Input-output tables are compiled annually. Input-output tables are available in Australian National Accounts: Input-Output Tables (cat. no. 5209.0.55.001). Related to this release is the detailed commodity information contained in Australian National Accounts: Input-Output Tables (Product Details) (cat. no. 5215.0.55.001).
Financial accounts, capital accounts and balance sheets for the Australian economy are published in Australian National Accounts: Finance and Wealth (cat. no. 5232.0). This publication is released quarterly within three months of the reference period.
Further productivity statistics are compiled and published within two additional annual publications. These are Estimates of Industry Multifactor Productivity (cat. no. 5260.0.55.002) and Experimental Estimates of Industry Level KLEMS Multifactor Productivity (cat. no. 5260.0.55.004).
Tourism satellite accounts, which estimate the contribution of tourism to the Australian economy, are compiled annually. These estimates are released in the publication Australian National Accounts: Tourism Satellite Account (cat. no. 5249.0), approximately 2 months after this release and are consistent with the Australian System of National Accounts.
Reliability and future revisions

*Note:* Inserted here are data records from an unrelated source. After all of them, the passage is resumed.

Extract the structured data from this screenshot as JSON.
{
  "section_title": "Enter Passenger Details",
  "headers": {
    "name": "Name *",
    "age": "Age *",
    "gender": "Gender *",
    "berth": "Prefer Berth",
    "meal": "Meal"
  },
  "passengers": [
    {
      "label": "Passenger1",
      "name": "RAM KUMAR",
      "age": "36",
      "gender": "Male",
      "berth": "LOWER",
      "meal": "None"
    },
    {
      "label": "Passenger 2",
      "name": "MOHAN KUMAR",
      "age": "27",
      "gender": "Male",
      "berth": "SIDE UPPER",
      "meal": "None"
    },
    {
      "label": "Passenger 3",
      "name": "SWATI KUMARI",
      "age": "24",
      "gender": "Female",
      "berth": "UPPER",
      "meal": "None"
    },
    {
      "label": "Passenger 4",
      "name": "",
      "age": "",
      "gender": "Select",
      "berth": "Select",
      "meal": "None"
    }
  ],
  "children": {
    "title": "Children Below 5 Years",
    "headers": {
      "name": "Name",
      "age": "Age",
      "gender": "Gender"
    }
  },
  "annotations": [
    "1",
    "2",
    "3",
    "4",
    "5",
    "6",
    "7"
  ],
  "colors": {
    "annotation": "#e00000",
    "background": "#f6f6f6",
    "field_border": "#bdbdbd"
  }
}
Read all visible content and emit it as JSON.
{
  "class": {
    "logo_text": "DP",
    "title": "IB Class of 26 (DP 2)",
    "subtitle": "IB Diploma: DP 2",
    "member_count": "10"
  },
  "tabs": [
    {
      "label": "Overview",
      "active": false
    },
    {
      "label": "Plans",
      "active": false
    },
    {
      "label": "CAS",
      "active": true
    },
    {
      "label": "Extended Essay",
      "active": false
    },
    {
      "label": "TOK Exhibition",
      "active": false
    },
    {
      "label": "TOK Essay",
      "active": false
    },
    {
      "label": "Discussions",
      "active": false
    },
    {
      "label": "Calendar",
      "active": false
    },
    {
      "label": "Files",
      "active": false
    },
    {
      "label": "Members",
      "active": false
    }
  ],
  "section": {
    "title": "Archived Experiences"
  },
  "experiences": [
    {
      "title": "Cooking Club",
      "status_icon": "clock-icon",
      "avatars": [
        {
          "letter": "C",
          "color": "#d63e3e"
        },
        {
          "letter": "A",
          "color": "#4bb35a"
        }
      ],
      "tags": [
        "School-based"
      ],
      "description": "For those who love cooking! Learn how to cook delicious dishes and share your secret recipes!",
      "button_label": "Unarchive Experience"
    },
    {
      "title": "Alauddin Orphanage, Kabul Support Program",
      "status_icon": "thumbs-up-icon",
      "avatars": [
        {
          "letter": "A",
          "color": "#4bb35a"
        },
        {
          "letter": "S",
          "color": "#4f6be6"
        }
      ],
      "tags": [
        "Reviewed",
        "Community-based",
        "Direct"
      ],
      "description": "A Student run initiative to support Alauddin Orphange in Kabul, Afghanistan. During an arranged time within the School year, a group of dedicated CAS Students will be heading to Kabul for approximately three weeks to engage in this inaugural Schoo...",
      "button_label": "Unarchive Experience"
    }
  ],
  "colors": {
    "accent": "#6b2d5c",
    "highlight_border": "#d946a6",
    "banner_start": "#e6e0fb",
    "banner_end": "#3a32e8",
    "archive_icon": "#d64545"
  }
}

National accounts estimates are prepared from a wide range of statistical sources, some of which are available quickly and some with a delay of several years. Some are closely related to the desired national accounting basis, but others are not completely satisfactory in various respects, including coverage, concepts and timing. Most of the basic data derive from the general system of statistical surveys or as a by-product of government administrative processes. The frequency, detail and timeliness of these data sources are constrained by many factors, including the other purposes which they must serve. Any increase in timeliness of data is usually at the expense of detail, reliability or additional resources. Therefore, estimates for recent years may be subject to considerable revision as firmer data become available.